Helping Viet Hao: Hampton overcomes major obstacle to make neighborhood market an affordable reality
Tuesday, January 21, 2020
When Hung and Thu Nguyen bought an Asian grocery store in Lincoln and named it Viet Hao Market, they sought ways to increase the store’s size and inventory, improving the presentation of quality foods and beverages. All the while, they planned to someday move the market into a better building, one that they owned.
They were patient though. After purchasing the business in 2008, they waited eight years to launch the dream of expansion. When an opportunity presented itself to buy and renovate a 7,100-square-foot building across the street from their leased location near 24th and O streets, an unwelcome discovery would further test that patience.
Hung Nguyen enlisted the help of his sister, Le Nguyen, an architectural student familiar with local firms. She contacted Architectural Design Associates of Lincoln, who recommended Hampton Enterprises - Properties & Construction as general contractor.
As Hampton started its routine pre-construction budget work, the company discovered that no one had requested a soil test report. The report was not encouraging, as it revealed a 12-by-15-foot diversion tunnel — dug more than a century earlier as part of an Antelope Valley flood mitigation project — ran directly under the building. The City of Lincoln recently had filled the tunnel north of building with foam.
Scott Lockard, president of Hampton’s Construction Division, and his team worked to devise an affordable way to stabilize the foundation once it demolished the front half of the building.
“It created a problem,” Lockard said. “To cut out the tunnel and bring in dirt was too expensive.
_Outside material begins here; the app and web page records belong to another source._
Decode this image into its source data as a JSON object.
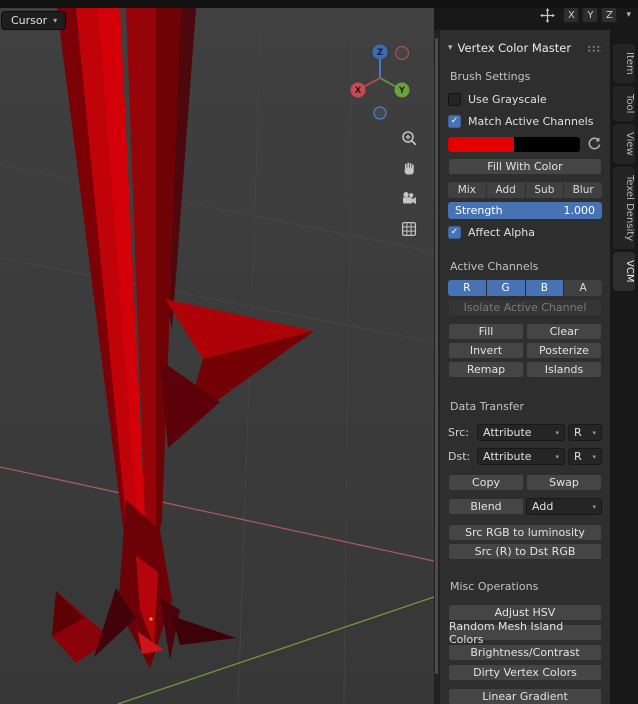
{
  "topbar": {
    "cursor_button": "Cursor",
    "axis_toggles": [
      "X",
      "Y",
      "Z"
    ]
  },
  "viewport": {
    "gizmo": {
      "x_label": "X",
      "y_label": "Y",
      "z_label": "Z"
    }
  },
  "panel": {
    "header": {
      "title": "Vertex Color Master"
    },
    "brush_settings": {
      "label": "Brush Settings",
      "use_grayscale_label": "Use Grayscale",
      "match_active_channels_label": "Match Active Channels",
      "fill_with_color_label": "Fill With Color",
      "blend_buttons": [
        "Mix",
        "Add",
        "Sub",
        "Blur"
      ],
      "strength_label": "Strength",
      "strength_value": "1.000",
      "affect_alpha_label": "Affect Alpha"
    },
    "active_channels": {
      "label": "Active Channels",
      "channel_buttons": [
        "R",
        "G",
        "B",
        "A"
      ],
      "isolate_label": "Isolate Active Channel",
      "row1": [
        "Fill",
        "Clear"
      ],
      "row2": [
        "Invert",
        "Posterize"
      ],
      "row3": [
        "Remap",
        "Islands"
      ]
    },
    "data_transfer": {
      "label": "Data Transfer",
      "src_label": "Src:",
      "dst_label": "Dst:",
      "src_attribute": "Attribute",
      "src_channel": "R",
      "dst_attribute": "Attribute",
      "dst_channel": "R",
      "copy_label": "Copy",
      "swap_label": "Swap",
      "blend_label": "Blend",
      "blend_mode": "Add",
      "src_rgb_luminosity_label": "Src RGB to luminosity",
      "src_r_dst_rgb_label": "Src (R) to Dst RGB"
    },
    "misc_operations": {
      "label": "Misc Operations",
      "adjust_hsv": "Adjust HSV",
      "random_mesh": "Random Mesh Island Colors",
      "brightness": "Brightness/Contrast",
      "dirty": "Dirty Vertex Colors",
      "linear_gradient": "Linear Gradient"
    }
  },
  "sidebar_tabs": [
    {
      "label": "Item"
    },
    {
      "label": "Tool"
    },
    {
      "label": "View"
    },
    {
      "label": "Texel Density"
    },
    {
      "label": "VCM",
      "active": true
    }
  ],
  "icons": {
    "chevron_down": "▾",
    "check": "✓"
  },
  "colors": {
    "accent_blue": "#4772b4",
    "swatch_primary": "#e40000",
    "swatch_secondary": "#000000",
    "axis_x": "#cb4a52",
    "axis_y": "#6ba23f",
    "axis_z": "#3d6cb5"
  }
}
The only way we figured how to move forward was to use a combination of Helical anchors and cast-in-place concrete to span over the tunnel and support the new part of the building.”
That solution significantly reduced the cost, but was still beyond the Nguyens’ ability to pay. So Lockard and Hampton Business Development Manager John Hyland looked for ways to still bring the project to fruition.
By February 2018, the research was complete. Hampton approached the mayor’s office and went to bat for its client. They highlighted the market’s central role in the neighborhood’s economy and requested tax-increment financing (TIF).
“It was quite a struggle from the design and installation standpoint, as well as a cost standpoint,” Lockard said. “It created a complex scenario. But at the end of the day, we got the funding from the city. It was probably one of the most challenging projects we’ve had in figuring out how to build it.”
Grateful for the breakthrough, the Nguyens were ready to move ahead with the renovation. For years, customers had asked for products the market had no room to keep in stock.
“We knew this is not an easy project, and we needed a contractor that is knowledgeable and highly skilled,” Le Nguyen said. “Hampton has been very informative and creative in the different construction approach to keep the cost from going up even higher.”
Hung Nguyen agreed, saying Hampton “performed very well.”
“They responded whenever I needed something or had a question,” he said.
And after years of planning and work, the Nguyens moved the store into its new location at 2373 O St. with more than twice the floor space, allowing for a major upgrade in storage and freezer space. The new Viet Hao Market opened 10 days before Thanksgiving, typically a vital sales point for grocers.